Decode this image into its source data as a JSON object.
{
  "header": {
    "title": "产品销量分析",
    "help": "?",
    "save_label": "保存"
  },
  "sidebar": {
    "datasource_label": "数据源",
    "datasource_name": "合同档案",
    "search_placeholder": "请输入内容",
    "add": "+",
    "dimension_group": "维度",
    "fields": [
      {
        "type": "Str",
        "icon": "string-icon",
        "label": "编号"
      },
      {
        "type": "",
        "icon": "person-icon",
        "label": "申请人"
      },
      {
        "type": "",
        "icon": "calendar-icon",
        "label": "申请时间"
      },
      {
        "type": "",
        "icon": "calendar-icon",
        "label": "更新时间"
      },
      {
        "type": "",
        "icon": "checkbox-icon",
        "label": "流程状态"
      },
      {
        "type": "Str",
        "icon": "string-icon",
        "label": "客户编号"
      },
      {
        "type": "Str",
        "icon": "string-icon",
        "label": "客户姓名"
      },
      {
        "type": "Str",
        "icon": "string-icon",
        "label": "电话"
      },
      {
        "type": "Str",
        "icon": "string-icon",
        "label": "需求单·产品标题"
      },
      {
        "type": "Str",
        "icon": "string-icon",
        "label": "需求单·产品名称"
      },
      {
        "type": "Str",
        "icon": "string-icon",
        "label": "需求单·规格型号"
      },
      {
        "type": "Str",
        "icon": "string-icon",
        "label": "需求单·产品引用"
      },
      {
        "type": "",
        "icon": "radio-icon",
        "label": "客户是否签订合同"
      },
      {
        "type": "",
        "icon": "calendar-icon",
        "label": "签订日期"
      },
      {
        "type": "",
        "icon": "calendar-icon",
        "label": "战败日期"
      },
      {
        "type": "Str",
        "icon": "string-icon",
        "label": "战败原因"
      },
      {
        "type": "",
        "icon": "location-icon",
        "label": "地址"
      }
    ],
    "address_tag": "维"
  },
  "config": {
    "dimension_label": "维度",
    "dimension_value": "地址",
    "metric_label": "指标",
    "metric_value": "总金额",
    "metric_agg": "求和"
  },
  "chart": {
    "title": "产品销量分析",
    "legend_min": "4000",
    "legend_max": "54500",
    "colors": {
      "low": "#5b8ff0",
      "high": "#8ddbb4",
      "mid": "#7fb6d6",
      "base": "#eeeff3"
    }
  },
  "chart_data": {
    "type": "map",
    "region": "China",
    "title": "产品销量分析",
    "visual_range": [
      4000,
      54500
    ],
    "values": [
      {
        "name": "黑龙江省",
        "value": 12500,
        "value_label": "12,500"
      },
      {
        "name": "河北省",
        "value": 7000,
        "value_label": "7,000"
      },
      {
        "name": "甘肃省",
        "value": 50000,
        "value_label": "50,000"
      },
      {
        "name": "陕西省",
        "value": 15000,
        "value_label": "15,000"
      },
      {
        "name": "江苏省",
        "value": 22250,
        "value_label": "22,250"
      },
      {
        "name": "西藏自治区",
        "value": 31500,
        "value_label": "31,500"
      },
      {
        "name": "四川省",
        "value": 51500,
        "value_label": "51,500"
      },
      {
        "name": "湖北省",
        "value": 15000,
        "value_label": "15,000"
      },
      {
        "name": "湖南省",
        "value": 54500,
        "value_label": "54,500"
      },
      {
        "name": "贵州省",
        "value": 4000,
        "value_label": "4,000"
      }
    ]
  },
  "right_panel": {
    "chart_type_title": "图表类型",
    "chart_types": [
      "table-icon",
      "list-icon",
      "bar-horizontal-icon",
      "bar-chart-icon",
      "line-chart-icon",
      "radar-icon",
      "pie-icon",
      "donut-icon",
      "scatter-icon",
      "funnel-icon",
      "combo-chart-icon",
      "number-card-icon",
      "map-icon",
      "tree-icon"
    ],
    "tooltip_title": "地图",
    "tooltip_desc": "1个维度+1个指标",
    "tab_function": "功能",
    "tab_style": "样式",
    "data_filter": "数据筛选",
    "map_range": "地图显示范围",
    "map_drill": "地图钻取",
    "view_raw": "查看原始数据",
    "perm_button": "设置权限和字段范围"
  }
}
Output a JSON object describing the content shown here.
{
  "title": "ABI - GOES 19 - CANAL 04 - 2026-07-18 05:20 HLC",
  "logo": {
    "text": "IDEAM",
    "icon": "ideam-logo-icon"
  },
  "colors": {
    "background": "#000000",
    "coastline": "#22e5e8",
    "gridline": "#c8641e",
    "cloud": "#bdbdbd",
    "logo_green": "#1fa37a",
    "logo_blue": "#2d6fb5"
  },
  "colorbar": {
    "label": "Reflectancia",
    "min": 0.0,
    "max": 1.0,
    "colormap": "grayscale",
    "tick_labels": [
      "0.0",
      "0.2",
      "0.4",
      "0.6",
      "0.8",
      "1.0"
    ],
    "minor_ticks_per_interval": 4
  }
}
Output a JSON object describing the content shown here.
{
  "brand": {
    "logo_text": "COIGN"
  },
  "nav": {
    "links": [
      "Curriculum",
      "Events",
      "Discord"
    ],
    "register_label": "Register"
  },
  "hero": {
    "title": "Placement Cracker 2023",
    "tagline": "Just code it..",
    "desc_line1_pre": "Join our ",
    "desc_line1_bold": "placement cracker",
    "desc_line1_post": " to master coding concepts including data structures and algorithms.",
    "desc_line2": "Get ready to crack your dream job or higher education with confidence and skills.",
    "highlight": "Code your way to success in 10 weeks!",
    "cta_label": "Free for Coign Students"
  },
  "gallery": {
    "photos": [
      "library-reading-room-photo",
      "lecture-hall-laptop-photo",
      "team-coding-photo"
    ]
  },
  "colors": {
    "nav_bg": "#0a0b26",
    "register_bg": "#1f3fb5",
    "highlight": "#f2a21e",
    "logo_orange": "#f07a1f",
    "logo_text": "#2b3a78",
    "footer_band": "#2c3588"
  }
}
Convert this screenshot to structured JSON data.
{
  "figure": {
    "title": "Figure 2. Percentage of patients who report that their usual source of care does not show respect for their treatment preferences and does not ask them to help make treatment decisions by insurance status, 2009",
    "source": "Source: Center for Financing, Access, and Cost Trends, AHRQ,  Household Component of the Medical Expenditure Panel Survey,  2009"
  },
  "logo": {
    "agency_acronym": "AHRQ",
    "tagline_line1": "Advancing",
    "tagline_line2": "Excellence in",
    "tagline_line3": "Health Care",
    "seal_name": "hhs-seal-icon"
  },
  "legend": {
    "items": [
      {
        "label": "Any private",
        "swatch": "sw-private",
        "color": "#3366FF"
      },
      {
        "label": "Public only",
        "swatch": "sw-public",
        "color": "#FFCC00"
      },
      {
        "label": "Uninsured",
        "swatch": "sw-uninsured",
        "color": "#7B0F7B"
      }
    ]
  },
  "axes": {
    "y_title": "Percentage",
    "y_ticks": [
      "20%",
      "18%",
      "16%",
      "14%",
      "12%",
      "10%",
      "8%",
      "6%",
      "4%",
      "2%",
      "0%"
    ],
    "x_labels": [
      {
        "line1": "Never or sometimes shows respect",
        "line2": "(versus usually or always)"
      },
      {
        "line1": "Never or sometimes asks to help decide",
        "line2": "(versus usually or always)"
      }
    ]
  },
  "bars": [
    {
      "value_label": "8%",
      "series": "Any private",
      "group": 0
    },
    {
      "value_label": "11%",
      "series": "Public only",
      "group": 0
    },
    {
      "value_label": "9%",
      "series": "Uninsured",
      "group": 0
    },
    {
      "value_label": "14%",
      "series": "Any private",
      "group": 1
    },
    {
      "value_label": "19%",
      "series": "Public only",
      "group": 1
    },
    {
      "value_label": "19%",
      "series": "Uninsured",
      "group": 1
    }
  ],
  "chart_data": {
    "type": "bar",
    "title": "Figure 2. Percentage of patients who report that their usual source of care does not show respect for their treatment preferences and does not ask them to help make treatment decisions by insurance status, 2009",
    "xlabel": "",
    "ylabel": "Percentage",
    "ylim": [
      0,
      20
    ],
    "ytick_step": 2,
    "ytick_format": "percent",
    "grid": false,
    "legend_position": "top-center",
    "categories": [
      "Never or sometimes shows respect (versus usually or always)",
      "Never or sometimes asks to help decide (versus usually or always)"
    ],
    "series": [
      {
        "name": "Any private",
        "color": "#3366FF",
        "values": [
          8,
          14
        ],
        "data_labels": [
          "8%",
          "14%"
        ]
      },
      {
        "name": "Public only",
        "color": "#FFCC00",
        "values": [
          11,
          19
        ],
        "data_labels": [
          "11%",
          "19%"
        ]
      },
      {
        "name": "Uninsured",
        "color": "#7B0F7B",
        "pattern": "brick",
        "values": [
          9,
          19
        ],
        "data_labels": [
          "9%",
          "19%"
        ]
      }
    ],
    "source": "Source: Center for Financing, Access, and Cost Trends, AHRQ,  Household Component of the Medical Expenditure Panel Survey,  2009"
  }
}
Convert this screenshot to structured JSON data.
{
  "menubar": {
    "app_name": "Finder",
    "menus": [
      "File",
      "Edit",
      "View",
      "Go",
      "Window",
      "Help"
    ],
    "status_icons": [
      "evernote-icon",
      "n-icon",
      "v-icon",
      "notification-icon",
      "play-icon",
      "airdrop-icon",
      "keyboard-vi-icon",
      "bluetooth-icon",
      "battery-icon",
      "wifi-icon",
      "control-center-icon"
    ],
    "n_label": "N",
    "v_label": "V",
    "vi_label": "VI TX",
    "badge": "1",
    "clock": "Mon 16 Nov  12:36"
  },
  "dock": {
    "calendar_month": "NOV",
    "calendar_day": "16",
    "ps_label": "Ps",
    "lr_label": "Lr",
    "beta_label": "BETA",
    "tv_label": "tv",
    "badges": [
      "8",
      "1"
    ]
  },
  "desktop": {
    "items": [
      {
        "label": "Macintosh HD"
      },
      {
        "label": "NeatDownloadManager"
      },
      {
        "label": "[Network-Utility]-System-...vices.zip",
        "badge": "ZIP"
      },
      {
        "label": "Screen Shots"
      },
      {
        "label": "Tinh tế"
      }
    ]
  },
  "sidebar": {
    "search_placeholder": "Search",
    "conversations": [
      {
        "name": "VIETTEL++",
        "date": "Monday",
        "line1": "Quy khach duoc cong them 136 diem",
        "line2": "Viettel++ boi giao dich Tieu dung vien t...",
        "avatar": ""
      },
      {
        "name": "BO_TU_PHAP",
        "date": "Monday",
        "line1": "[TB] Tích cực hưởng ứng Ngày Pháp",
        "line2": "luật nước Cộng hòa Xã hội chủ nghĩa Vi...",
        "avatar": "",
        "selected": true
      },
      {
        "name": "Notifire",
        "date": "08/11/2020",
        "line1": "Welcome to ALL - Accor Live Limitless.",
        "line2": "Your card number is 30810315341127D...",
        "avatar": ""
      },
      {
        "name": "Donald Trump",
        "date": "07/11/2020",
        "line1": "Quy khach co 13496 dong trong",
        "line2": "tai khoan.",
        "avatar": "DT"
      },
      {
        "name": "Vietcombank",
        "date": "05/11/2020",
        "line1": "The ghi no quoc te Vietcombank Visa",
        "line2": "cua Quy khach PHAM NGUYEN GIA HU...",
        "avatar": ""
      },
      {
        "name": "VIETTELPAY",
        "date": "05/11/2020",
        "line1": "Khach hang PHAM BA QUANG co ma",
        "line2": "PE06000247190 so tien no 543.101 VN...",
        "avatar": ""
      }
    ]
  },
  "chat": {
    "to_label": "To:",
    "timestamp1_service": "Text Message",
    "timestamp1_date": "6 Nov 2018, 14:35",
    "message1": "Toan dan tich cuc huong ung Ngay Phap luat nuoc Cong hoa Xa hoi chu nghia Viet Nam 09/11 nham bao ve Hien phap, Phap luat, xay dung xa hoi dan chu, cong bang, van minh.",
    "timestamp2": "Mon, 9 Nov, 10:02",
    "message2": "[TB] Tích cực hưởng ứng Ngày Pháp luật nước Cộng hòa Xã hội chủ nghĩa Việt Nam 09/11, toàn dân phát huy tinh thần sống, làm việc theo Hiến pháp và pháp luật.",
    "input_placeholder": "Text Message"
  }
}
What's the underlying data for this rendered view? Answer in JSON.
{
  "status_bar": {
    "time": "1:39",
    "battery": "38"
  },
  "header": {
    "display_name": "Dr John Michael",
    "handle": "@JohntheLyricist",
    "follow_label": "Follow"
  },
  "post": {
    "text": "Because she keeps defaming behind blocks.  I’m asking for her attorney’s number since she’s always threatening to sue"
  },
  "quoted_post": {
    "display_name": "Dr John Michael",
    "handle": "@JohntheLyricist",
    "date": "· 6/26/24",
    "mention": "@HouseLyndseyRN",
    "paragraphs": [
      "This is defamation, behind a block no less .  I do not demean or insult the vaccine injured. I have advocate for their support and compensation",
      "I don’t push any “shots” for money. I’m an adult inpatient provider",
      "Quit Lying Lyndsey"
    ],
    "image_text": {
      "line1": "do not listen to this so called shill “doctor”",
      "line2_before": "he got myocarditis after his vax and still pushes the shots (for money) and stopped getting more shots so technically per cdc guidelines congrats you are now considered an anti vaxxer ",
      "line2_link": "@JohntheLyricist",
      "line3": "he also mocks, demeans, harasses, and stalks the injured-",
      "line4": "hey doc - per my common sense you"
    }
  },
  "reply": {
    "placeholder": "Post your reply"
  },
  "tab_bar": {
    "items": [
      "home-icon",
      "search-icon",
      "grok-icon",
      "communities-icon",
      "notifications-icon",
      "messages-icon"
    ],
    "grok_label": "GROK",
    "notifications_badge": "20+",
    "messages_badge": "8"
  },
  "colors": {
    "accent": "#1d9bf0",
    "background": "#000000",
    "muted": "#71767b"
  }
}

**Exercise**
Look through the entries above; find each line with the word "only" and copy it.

**Answer below**
        "label": "Public only",
      "series": "Public only",
      "series": "Public only",
        "name": "Public only",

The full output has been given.